Return the listing below character for character.

::::

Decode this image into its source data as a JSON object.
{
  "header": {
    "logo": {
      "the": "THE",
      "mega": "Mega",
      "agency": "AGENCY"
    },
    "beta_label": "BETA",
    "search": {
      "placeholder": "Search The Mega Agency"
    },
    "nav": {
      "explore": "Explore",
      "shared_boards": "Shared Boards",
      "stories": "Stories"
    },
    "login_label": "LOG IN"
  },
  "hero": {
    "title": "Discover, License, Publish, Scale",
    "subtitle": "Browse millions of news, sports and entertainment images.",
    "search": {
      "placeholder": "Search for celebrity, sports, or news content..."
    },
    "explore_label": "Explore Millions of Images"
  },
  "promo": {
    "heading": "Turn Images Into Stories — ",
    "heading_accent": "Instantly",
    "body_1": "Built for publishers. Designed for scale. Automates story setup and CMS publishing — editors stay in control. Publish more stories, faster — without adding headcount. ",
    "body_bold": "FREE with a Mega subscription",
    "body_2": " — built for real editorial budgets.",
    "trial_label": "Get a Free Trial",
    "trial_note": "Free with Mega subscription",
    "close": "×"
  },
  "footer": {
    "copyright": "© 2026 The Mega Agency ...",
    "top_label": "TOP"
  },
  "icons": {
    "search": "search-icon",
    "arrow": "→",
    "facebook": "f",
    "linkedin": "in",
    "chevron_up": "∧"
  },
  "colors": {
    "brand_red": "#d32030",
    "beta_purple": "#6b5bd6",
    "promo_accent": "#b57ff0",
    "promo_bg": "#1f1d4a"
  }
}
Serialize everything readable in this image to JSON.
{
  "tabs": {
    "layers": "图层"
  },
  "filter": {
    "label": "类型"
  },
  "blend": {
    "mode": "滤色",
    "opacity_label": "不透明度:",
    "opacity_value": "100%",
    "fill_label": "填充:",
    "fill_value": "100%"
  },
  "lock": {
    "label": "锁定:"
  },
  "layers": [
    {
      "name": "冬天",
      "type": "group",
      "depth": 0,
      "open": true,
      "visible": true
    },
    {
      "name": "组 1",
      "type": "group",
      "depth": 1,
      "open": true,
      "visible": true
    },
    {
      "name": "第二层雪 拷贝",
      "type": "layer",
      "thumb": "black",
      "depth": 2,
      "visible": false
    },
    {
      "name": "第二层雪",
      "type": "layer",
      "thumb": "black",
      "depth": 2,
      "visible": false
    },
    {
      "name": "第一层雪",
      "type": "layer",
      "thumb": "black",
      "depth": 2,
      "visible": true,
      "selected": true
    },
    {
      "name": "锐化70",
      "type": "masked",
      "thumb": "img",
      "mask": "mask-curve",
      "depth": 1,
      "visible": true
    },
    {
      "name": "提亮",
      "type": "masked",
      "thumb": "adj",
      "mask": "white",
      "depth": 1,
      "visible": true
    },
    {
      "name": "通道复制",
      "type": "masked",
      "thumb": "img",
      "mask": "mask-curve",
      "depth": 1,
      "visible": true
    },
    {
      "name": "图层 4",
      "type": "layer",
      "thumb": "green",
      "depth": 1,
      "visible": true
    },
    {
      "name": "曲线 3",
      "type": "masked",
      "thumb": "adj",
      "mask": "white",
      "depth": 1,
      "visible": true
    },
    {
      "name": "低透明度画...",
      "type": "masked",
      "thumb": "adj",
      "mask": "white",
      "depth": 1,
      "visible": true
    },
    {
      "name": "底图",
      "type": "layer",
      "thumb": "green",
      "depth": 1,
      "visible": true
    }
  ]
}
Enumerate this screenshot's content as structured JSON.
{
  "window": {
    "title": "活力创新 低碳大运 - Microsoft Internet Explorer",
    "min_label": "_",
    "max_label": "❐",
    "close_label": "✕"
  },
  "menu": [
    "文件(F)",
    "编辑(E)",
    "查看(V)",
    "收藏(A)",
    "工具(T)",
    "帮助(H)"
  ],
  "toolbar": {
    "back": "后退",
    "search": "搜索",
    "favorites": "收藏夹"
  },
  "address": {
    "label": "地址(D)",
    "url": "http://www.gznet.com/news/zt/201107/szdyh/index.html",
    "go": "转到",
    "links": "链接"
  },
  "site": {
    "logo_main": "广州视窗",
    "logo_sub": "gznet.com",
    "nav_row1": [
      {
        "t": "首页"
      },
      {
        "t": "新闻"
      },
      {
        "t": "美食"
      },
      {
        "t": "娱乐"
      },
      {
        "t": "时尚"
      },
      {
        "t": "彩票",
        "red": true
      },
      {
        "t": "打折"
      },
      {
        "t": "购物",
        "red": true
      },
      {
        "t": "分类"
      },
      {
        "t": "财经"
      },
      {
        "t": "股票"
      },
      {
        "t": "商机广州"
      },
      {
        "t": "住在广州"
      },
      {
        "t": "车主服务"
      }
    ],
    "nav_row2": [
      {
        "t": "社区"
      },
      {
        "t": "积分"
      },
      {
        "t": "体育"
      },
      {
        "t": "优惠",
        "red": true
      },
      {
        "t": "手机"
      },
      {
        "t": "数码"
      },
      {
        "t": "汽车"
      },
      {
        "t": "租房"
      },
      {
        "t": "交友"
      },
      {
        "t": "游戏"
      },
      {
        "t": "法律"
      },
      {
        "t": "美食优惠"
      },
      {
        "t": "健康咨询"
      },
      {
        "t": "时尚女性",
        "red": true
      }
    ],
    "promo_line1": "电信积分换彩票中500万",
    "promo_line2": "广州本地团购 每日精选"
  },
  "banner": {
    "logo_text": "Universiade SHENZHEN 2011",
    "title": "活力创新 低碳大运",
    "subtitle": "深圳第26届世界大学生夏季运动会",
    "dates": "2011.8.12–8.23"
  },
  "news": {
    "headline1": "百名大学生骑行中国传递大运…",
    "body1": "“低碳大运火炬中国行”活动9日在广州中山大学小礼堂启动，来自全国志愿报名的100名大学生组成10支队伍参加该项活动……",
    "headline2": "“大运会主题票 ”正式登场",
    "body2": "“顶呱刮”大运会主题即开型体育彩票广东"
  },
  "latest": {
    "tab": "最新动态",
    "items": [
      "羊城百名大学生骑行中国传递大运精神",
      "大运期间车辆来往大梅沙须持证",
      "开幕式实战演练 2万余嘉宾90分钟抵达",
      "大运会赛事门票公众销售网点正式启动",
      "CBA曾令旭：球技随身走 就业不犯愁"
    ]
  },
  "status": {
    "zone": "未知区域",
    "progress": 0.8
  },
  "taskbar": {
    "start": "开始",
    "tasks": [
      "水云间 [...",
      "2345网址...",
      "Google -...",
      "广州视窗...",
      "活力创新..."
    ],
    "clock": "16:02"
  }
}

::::

> [TASK ANSWER]:
Decode this image into its source data as a JSON object.
{
  "header": {
    "logo": {
      "the": "THE",
      "mega": "Mega",
      "agency": "AGENCY"
    },
    "beta_label": "BETA",
    "search": {
      "placeholder": "Search The Mega Agency"
    },
    "nav": {
      "explore": "Explore",
      "shared_boards": "Shared Boards",
      "stories": "Stories"
    },
    "login_label": "LOG IN"
  },
  "hero": {
    "title": "Discover, License, Publish, Scale",
    "subtitle": "Browse millions of news, sports and entertainment images.",
    "search": {
      "placeholder": "Search for celebrity, sports, or news content..."
    },
    "explore_label": "Explore Millions of Images"
  },
  "promo": {
    "heading": "Turn Images Into Stories — ",
    "heading_accent": "Instantly",
    "body_1": "Built for publishers. Designed for scale. Automates story setup and CMS publishing — editors stay in control. Publish more stories, faster — without adding headcount. ",
    "body_bold": "FREE with a Mega subscription",
    "body_2": " — built for real editorial budgets.",
    "trial_label": "Get a Free Trial",
    "trial_note": "Free with Mega subscription",
    "close": "×"
  },
  "footer": {
    "copyright": "© 2026 The Mega Agency ...",
    "top_label": "TOP"
  },
  "icons": {
    "search": "search-icon",
    "arrow": "→",
    "facebook": "f",
    "linkedin": "in",
    "chevron_up": "∧"
  },
  "colors": {
    "brand_red": "#d32030",
    "beta_purple": "#6b5bd6",
    "promo_accent": "#b57ff0",
    "promo_bg": "#1f1d4a"
  }
}
Serialize everything readable in this image to JSON.
{
  "tabs": {
    "layers": "图层"
  },
  "filter": {
    "label": "类型"
  },
  "blend": {
    "mode": "滤色",
    "opacity_label": "不透明度:",
    "opacity_value": "100%",
    "fill_label": "填充:",
    "fill_value": "100%"
  },
  "lock": {
    "label": "锁定:"
  },
  "layers": [
    {
      "name": "冬天",
      "type": "group",
      "depth": 0,
      "open": true,
      "visible": true
    },
    {
      "name": "组 1",
      "type": "group",
      "depth": 1,
      "open": true,
      "visible": true
    },
    {
      "name": "第二层雪 拷贝",
      "type": "layer",
      "thumb": "black",
      "depth": 2,
      "visible": false
    },
    {
      "name": "第二层雪",
      "type": "layer",
      "thumb": "black",
      "depth": 2,
      "visible": false
    },
    {
      "name": "第一层雪",
      "type": "layer",
      "thumb": "black",
      "depth": 2,
      "visible": true,
      "selected": true
    },
    {
      "name": "锐化70",
      "type": "masked",
      "thumb": "img",
      "mask": "mask-curve",
      "depth": 1,
      "visible": true
    },
    {
      "name": "提亮",
      "type": "masked",
      "thumb": "adj",
      "mask": "white",
      "depth": 1,
      "visible": true
    },
    {
      "name": "通道复制",
      "type": "masked",
      "thumb": "img",
      "mask": "mask-curve",
      "depth": 1,
      "visible": true
    },
    {
      "name": "图层 4",
      "type": "layer",
      "thumb": "green",
      "depth": 1,
      "visible": true
    },
    {
      "name": "曲线 3",
      "type": "masked",
      "thumb": "adj",
      "mask": "white",
      "depth": 1,
      "visible": true
    },
    {
      "name": "低透明度画...",
      "type": "masked",
      "thumb": "adj",
      "mask": "white",
      "depth": 1,
      "visible": true
    },
    {
      "name": "底图",
      "type": "layer",
      "thumb": "green",
      "depth": 1,
      "visible": true
    }
  ]
}
Enumerate this screenshot's content as structured JSON.
{
  "window": {
    "title": "活力创新 低碳大运 - Microsoft Internet Explorer",
    "min_label": "_",
    "max_label": "❐",
    "close_label": "✕"
  },
  "menu": [
    "文件(F)",
    "编辑(E)",
    "查看(V)",
    "收藏(A)",
    "工具(T)",
    "帮助(H)"
  ],
  "toolbar": {
    "back": "后退",
    "search": "搜索",
    "favorites": "收藏夹"
  },
  "address": {
    "label": "地址(D)",
    "url": "http://www.gznet.com/news/zt/201107/szdyh/index.html",
    "go": "转到",
    "links": "链接"
  },
  "site": {
    "logo_main": "广州视窗",
    "logo_sub": "gznet.com",
    "nav_row1": [
      {
        "t": "首页"
      },
      {
        "t": "新闻"
      },
      {
        "t": "美食"
      },
      {
        "t": "娱乐"
      },
      {
        "t": "时尚"
      },
      {
        "t": "彩票",
        "red": true
      },
      {
        "t": "打折"
      },
      {
        "t": "购物",
        "red": true
      },
      {
        "t": "分类"
      },
      {
        "t": "财经"
      },
      {
        "t": "股票"
      },
      {
        "t": "商机广州"
      },
      {
        "t": "住在广州"
      },
      {
        "t": "车主服务"
      }
    ],
    "nav_row2": [
      {
        "t": "社区"
      },
      {
        "t": "积分"
      },
      {
        "t": "体育"
      },
      {
        "t": "优惠",
        "red": true
      },
      {
        "t": "手机"
      },
      {
        "t": "数码"
      },
      {
        "t": "汽车"
      },
      {
        "t": "租房"
      },
      {
        "t": "交友"
      },
      {
        "t": "游戏"
      },
      {
        "t": "法律"
      },
      {
        "t": "美食优惠"
      },
      {
        "t": "健康咨询"
      },
      {
        "t": "时尚女性",
        "red": true
      }
    ],
    "promo_line1": "电信积分换彩票中500万",
    "promo_line2": "广州本地团购 每日精选"
  },
  "banner": {
    "logo_text": "Universiade SHENZHEN 2011",
    "title": "活力创新 低碳大运",
    "subtitle": "深圳第26届世界大学生夏季运动会",
    "dates": "2011.8.12–8.23"
  },
  "news": {
    "headline1": "百名大学生骑行中国传递大运…",
    "body1": "“低碳大运火炬中国行”活动9日在广州中山大学小礼堂启动，来自全国志愿报名的100名大学生组成10支队伍参加该项活动……",
    "headline2": "“大运会主题票 ”正式登场",
    "body2": "“顶呱刮”大运会主题即开型体育彩票广东"
  },
  "latest": {
    "tab": "最新动态",
    "items": [
      "羊城百名大学生骑行中国传递大运精神",
      "大运期间车辆来往大梅沙须持证",
      "开幕式实战演练 2万余嘉宾90分钟抵达",
      "大运会赛事门票公众销售网点正式启动",
      "CBA曾令旭：球技随身走 就业不犯愁"
    ]
  },
  "status": {
    "zone": "未知区域",
    "progress": 0.8
  },
  "taskbar": {
    "start": "开始",
    "tasks": [
      "水云间 [...",
      "2345网址...",
      "Google -...",
      "广州视窗...",
      "活力创新..."
    ],
    "clock": "16:02"
  }
}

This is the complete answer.